Contemporary red velvet by H. Faulkner (ticket on verso of front flyleaf), covers with wide Greek key border rolled in blind, flat spine with small remnant of a leather backstrip (that had been laid on to hide a binder's titling error), red moiré silk endleaves, turn-ins and pastedowns with rolls in blind, all edges gilt. Housed in a very good later leather-edged slipcase. With woodcut vignette on title.
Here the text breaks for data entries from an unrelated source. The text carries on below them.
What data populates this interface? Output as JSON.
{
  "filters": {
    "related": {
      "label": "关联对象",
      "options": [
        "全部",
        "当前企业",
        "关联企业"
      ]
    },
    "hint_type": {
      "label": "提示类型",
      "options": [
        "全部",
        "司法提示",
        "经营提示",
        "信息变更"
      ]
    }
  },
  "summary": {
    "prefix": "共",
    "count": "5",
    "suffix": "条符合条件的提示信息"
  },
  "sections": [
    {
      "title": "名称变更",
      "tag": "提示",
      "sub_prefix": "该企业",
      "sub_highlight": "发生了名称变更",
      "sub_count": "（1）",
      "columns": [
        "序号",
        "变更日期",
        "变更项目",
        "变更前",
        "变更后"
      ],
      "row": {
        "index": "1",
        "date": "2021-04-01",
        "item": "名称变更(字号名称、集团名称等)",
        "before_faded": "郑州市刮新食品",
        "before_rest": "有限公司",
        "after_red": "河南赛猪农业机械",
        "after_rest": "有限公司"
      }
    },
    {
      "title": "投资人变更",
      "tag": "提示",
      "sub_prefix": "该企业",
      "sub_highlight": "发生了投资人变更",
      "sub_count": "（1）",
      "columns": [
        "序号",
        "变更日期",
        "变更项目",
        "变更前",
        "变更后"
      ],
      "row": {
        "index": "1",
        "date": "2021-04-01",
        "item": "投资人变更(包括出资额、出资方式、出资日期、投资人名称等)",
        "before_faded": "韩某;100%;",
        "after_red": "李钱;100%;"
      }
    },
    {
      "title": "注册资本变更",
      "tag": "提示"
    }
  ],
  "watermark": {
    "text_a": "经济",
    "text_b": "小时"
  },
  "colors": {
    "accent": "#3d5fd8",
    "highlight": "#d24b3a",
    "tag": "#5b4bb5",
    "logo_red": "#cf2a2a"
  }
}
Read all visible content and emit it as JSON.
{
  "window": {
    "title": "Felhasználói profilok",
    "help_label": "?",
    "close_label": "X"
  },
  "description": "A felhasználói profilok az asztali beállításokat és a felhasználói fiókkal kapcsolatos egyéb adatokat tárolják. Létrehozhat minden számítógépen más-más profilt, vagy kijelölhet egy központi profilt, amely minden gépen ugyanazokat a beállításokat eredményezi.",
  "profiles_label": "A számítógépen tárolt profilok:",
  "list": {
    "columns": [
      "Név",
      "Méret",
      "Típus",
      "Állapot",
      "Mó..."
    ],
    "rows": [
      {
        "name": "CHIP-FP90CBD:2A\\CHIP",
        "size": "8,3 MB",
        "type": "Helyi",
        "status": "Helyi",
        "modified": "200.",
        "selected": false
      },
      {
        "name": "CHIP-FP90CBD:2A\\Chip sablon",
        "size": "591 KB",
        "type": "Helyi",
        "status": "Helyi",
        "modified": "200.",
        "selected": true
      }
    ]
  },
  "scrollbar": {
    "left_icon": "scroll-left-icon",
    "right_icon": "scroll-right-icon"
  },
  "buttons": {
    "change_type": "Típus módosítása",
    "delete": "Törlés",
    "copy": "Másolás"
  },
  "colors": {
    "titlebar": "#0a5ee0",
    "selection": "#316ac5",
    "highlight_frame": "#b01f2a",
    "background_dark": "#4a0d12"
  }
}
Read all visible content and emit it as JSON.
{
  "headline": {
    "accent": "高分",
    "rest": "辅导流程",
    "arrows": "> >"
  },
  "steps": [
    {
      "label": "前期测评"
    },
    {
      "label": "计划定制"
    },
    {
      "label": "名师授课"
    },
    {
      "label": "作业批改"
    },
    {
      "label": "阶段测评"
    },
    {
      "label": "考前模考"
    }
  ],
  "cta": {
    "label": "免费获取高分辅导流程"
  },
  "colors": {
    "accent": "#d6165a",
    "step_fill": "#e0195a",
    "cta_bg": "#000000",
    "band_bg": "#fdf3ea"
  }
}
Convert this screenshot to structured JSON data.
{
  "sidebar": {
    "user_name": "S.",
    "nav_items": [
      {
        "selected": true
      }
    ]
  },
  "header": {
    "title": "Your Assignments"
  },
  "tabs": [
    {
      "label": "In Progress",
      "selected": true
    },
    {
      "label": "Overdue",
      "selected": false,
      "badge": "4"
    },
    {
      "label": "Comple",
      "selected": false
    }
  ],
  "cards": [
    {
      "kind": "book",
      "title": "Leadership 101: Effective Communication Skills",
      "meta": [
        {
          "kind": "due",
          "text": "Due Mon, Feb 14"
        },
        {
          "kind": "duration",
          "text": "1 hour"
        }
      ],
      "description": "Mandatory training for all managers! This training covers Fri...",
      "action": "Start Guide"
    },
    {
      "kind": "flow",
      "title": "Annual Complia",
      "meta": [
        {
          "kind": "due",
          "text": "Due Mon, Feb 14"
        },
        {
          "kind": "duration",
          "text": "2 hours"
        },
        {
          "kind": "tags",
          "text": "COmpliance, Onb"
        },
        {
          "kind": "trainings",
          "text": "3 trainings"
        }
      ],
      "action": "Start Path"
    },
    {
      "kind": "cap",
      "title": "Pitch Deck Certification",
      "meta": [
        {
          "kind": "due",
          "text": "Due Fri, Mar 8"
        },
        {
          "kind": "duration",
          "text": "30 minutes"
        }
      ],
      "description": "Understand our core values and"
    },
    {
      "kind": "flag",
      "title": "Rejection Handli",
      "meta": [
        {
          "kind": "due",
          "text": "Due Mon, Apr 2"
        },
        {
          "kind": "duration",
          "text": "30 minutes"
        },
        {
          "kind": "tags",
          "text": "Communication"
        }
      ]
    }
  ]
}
Verso to front flyleaf with bookplate of Edward Vernon Utterson; first preliminary blank with morocco bookplate of Hans Fürstenberg; rear pastedown with bookplate of John Kershaw; contemporary inked note on verso of front flyleaf listing the original owner of each of the four vellum copies of the present book; later pencilled note on same stating, "This copy was after-wards in the possession of Mr. George Smith, and it was [sold] in his [s]ale for £9.15.0." Spine mostly covered with (glue?) residue left by now basically missing leather backstrip, corners rubbed to board, portions of the joints torn, velvet nap somewhat diminished, a bit of natural rumpling to the vellum, a very few inoffensive spots to margins, but an entirely solid and (apart from the spine remnants) an agreeable copy of this curious book.
This is a pleasing facsimile reprint of the 1620 English translation of a moral satire based upon a Medieval German legend about the Devil joining a monastery in the guise of a man. We offer it here in its very rare vellum issue and in an unusual velvet binding. As suggested by the title vignette, where he is arriving at the monastery door, Brother Rush causes much mischief in the religious house as part of his general mission to wander the earth, tempting people to do evil--with the underlying purpose of the narrative always being the moral edification and amusement of readers. In "A History of Caricature and Grotesque in Literature and Art," Wright notes that "one of the earliest . . . stories of mythic comedy transformed into, or at least presented under the guise of, humanity, is that of Brother Rush." Binder Henry Faulkner of London's Adelphi district has five specimens in the British Library's holdings, one of them covering "The Historie of Bevis of Hampton" commissioned by the original owner of the present volume, Edward Vernon Utterson (1775-1856), a British lawyer and antiquary. Owners of the other three vellum copies of "Rush" were: Sir William Baron Bolland (1771-1840), lawyer and bibliophile; Sir Mark Masterman Baron Sykes (1771-1823); and Miss [Frances Mary Richardson] Currer (1785-1861), whom Dibdin deemed in his "Reminiscences" to be "at the head of all female collectors in Europe." Later owner Hans Fürstenberg was a noted collector whose library was especially rich in 18th century French illustrated books. (ST12706)